After suffering from chronic back pain for over 20 years, I still catch myself lifting, moving, or even bending, in ways that I shouldn’t be while working in the yard or nursery, but because I am conscious of how I am treating my back, I immediately adjust how I am working to keep from damaging it even more. Here are a few tips to help reduce the likelihood of damaging your back.
Purchase a wheelbarrow that has two tires. This eliminates the wobble associated with most wheelbarrows. The wobble makes you twist and torque your body to balance the load. These movements can strain and sprain back muscles, as well as shoulders and arms.
Use pre-emergents for weed control. Pre-emergents keep seeds from sprouting and in essence that means NO WEEDS. Preen is readily available from Home Depot, Lowes, Walmart, and even local hardware stores. This will help eliminate the need to bend over and hand pick the weeds.
The Garden Claw. It breaks up the soil beautifully with a minimum of effort because of the way it’s shaped, and is small enough that you can work between individual plants. No bending to pull weeds! There are two models, one short handled, and one long handled, so be sure to purchase the one that feels right for you.
Mantis type tiller. These small tillers usually weigh in at around 20 pounds, but are just as effective as the larger tillers. Another benefit is how they are small enough to get between rows in a garden or between plants in a flower garden. A large heavy tiller will break up sod much quicker, but in my experience, it is still a tug of war. The smaller tillers take a little more time to break up the sod, but if you are doing a fairly small area, scoring it with a spade will greatly speed up the process.
The proper garden spade. I am not talking about those curved bladed shovels. I am talking about a straight bladed garden spade. As most gardeners do, I had about four of those curved spades around the house. Once I purchased my garden spade, I gave three away, and haven’t used the remaining one since. Never again will I purchase a curved spade for gardening.
Exercise Your Back. Keeping your back and abdominal muscles strong and flexible is one of the best ways to protect your back from injury. A regular routine of stretching and strengthening exercises will improve your back strength and flexibility.
Lift items correctly. I know you have heard this one a thousand times, but we all forget. Keep your feet apart and flat on the floor for good balance. Lift by bending at the knees, not at the waist. As you lift, hold the load close to your body. Tighten your stomach muscles and tuck your chin into your chest. By tightening and tucking your pelvis, you’ll help keep your back in alignment while you lift. Never twist while lifting. Instead, move one foot at a time in the direction you want to go, then turn with your leg muscles.

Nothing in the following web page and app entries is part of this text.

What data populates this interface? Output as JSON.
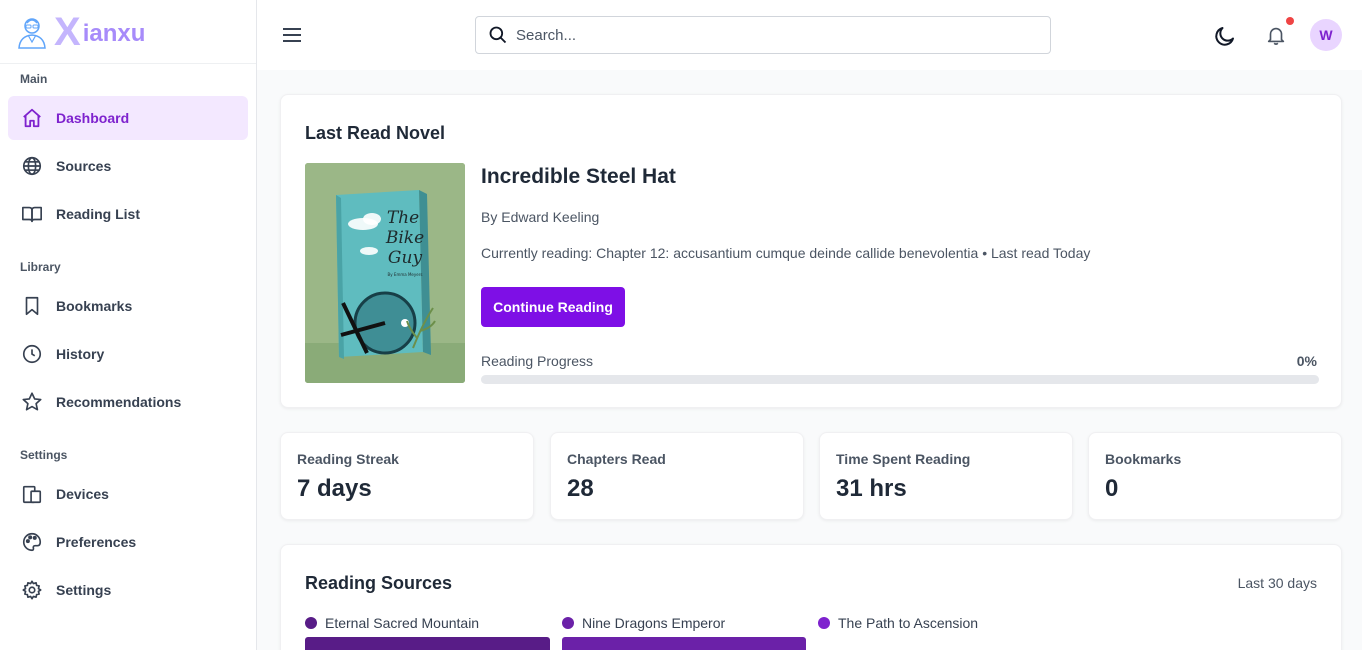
{
  "brand": {
    "letter": "X",
    "name": "ianxu"
  },
  "sidebar": {
    "sections": [
      {
        "label": "Main"
      },
      {
        "label": "Library"
      },
      {
        "label": "Settings"
      }
    ],
    "items": [
      {
        "label": "Dashboard",
        "icon": "home-icon",
        "active": true
      },
      {
        "label": "Sources",
        "icon": "globe-icon"
      },
      {
        "label": "Reading List",
        "icon": "book-open-icon"
      },
      {
        "label": "Bookmarks",
        "icon": "bookmark-icon"
      },
      {
        "label": "History",
        "icon": "clock-icon"
      },
      {
        "label": "Recommendations",
        "icon": "star-icon"
      },
      {
        "label": "Devices",
        "icon": "devices-icon"
      },
      {
        "label": "Preferences",
        "icon": "palette-icon"
      },
      {
        "label": "Settings",
        "icon": "gear-icon"
      }
    ]
  },
  "header": {
    "search_placeholder": "Search...",
    "user_initial": "W",
    "has_notification": true
  },
  "last_read": {
    "heading": "Last Read Novel",
    "cover": {
      "title_line1": "The",
      "title_line2": "Bike",
      "title_line3": "Guy",
      "byline": "By Emma Meyers"
    },
    "title": "Incredible Steel Hat",
    "author": "By Edward Keeling",
    "current": "Currently reading: Chapter 12: accusantium cumque deinde callide benevolentia • Last read Today",
    "button": "Continue Reading",
    "progress_label": "Reading Progress",
    "progress_text": "0%",
    "progress_value": 0
  },
  "stats": [
    {
      "label": "Reading Streak",
      "value": "7 days"
    },
    {
      "label": "Chapters Read",
      "value": "28"
    },
    {
      "label": "Time Spent Reading",
      "value": "31 hrs"
    },
    {
      "label": "Bookmarks",
      "value": "0"
    }
  ],
  "reading_sources": {
    "title": "Reading Sources",
    "period": "Last 30 days",
    "legend": [
      {
        "name": "Eternal Sacred Mountain",
        "color": "#581c87"
      },
      {
        "name": "Nine Dragons Emperor",
        "color": "#6b21a8"
      },
      {
        "name": "The Path to Ascension",
        "color": "#7e22ce"
      }
    ]
  },
  "colors": {
    "accent": "#7e0fe6",
    "active_bg": "#f3e8ff"
  }
}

When raking leaves or other debris, don’t bend to pick it up unless you absolutely have to. A better alternative to using a rake to pick it up is a snow shovel. I personally have used one of those ergonomic shovels to pick up my leaves for years. If you are just moving the leaves from one part of your property to another (to the compost heap I hope!), use a tarp. Pile the leaves on it and drag it to where you will be leaving them.